– the golfer doesn’t take a second to glance over at the next green to check out the hole location
– the golfer can’t feel his swing because he’s so worried about his score
– the golfer stands on the first tee and goes blank because he has no idea how to process all the information going through his head.
– the golfer doesn’t notice that the left side of the green is a “no go” zone. He goes for the pin, misses it slightly and makes a double.
– the golfers doesn’t notice that he’s pumped up and full of adrenaline. He takes the club he thinks is right, but airmails the green and makes a stupid bogey
– the golfer doesn’t ever really enjoy himself because he’s focussed on the wrong thing
– the golfer misses countless opportunities to learn and grow because he’s self absorbed in his “own” game.
This list could go on and on.
Many golfers are asleep. They waste shots because they’re over thinking (thinking about the wrong stuff) and not letting their senses tell the story. They’re trying to play golf purely with their left brain – sort of how and accountant works out a complex tax issue.
But golf isn’t accounting. You can’t always think your way out of issues. If thinking was all that was needed we’d all be better players.
“Playing hockey” is a term I use when someone has given up. They play a form of slap happy golf that is more MISS than hit. It’s mindless golf and doesn’t lead anywhere constructive. I’ve been there many times, especially in the early days when golf got too hard. When you try really hard and think you’re doing everything correctly but you keep getting knocked down, the frustration needs an escape valve. For me, playing hockey was that release.
On a more subtle level, lack of awareness is mindless golf. “Mindless” is probably the wrong word here, but when you’re focus is in the wrong place, then you’ve got no chance. Automatic Golf is anything but mindless. In fact, it mixes thinking with the physical action of swinging the club. It gives the technocrats an outlet without destroying the artistic side of the game. I think it blends the best of both worlds. You’re using all of your brain. You’re using your system fully.

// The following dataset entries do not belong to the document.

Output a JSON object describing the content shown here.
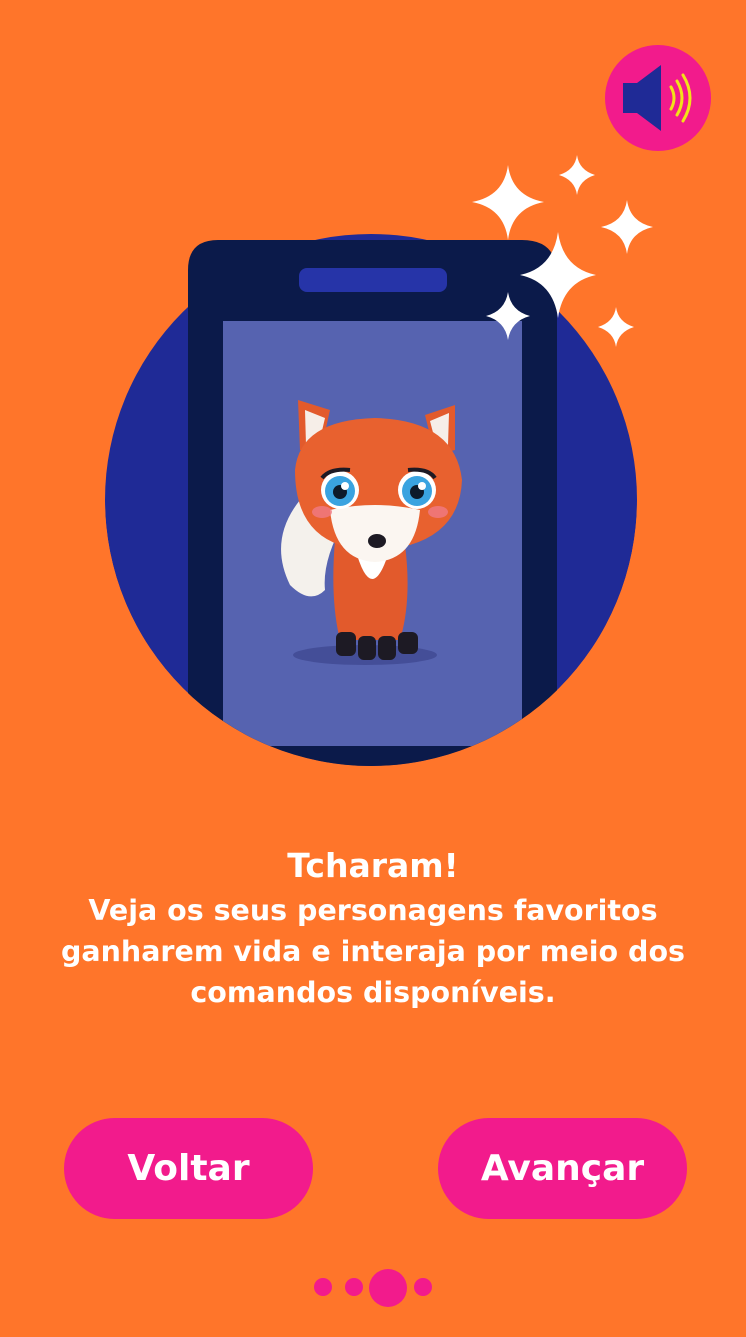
{
  "header": {
    "sound_icon": "speaker-volume-icon"
  },
  "illustration": {
    "phone_icon": "smartphone",
    "character": "fox-3d-character",
    "sparkles_icon": "sparkles",
    "colors": {
      "circle": "#1f2a96",
      "phone_body": "#0b1a4a",
      "phone_screen": "#5663b0",
      "accent": "#f21b8c",
      "background": "#ff752a"
    }
  },
  "content": {
    "title": "Tcharam!",
    "body": "Veja os seus personagens favoritos ganharem vida e interaja por meio dos comandos disponíveis."
  },
  "navigation": {
    "back_label": "Voltar",
    "next_label": "Avançar"
  },
  "pagination": {
    "total": 4,
    "current": 3
  }
}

Automatic Golf gives you a process. It’s not an event. You do all your thinking prior to walking to the ball and then, when you’re mind is made up, you hit the “go” button. This is playing the game. Playing the game is getting out of your own way and relying on your subconscious to do what it does best. And this doesn’t mean you’re playing hockey – far from it. You still sense what you’re doing. You can feel what you’re doing. But you’re not impeding the process by adding unwanted manual control. You’re aware of what is.

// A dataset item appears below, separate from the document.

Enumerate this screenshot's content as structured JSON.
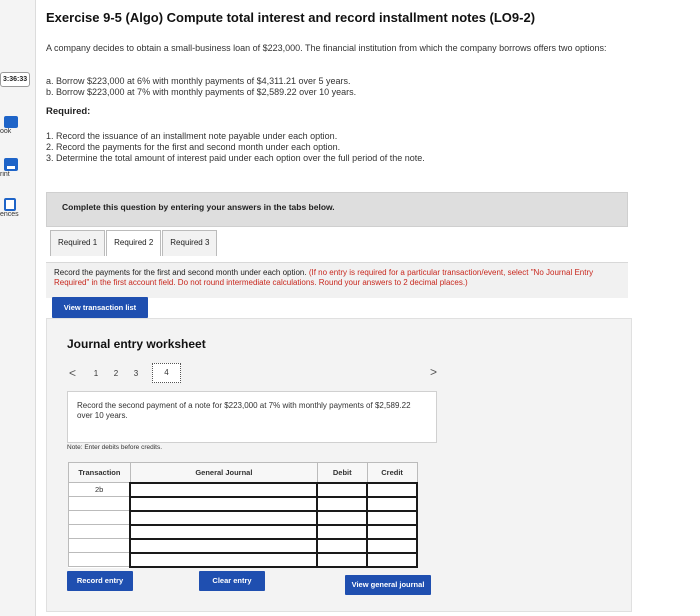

AG allows you to go deeper because your decision process becomes more natural. You start making decisions at the “gut” level because taking the 8 iron instead of the 7 just feels right to you (even though the logical part of your brain is saying, “It’s the 7 iron! Hit the 7 iron!”). You learn to stop relying so much on analytical thought (maybe why some think AG is mindless) and go with your instincts. When you waken up, and get more in tune with your surroundings, thoughts and feelings the good stuff is more likely to happen.
Mindless golf is hoping your game will come good. Automatic Golf is playing golf as any human should. It’s unlocking all of your senses and learning to play in a way that you find truly satisfying. From here, good results happen and you may realise that there’s more to golf than just your score.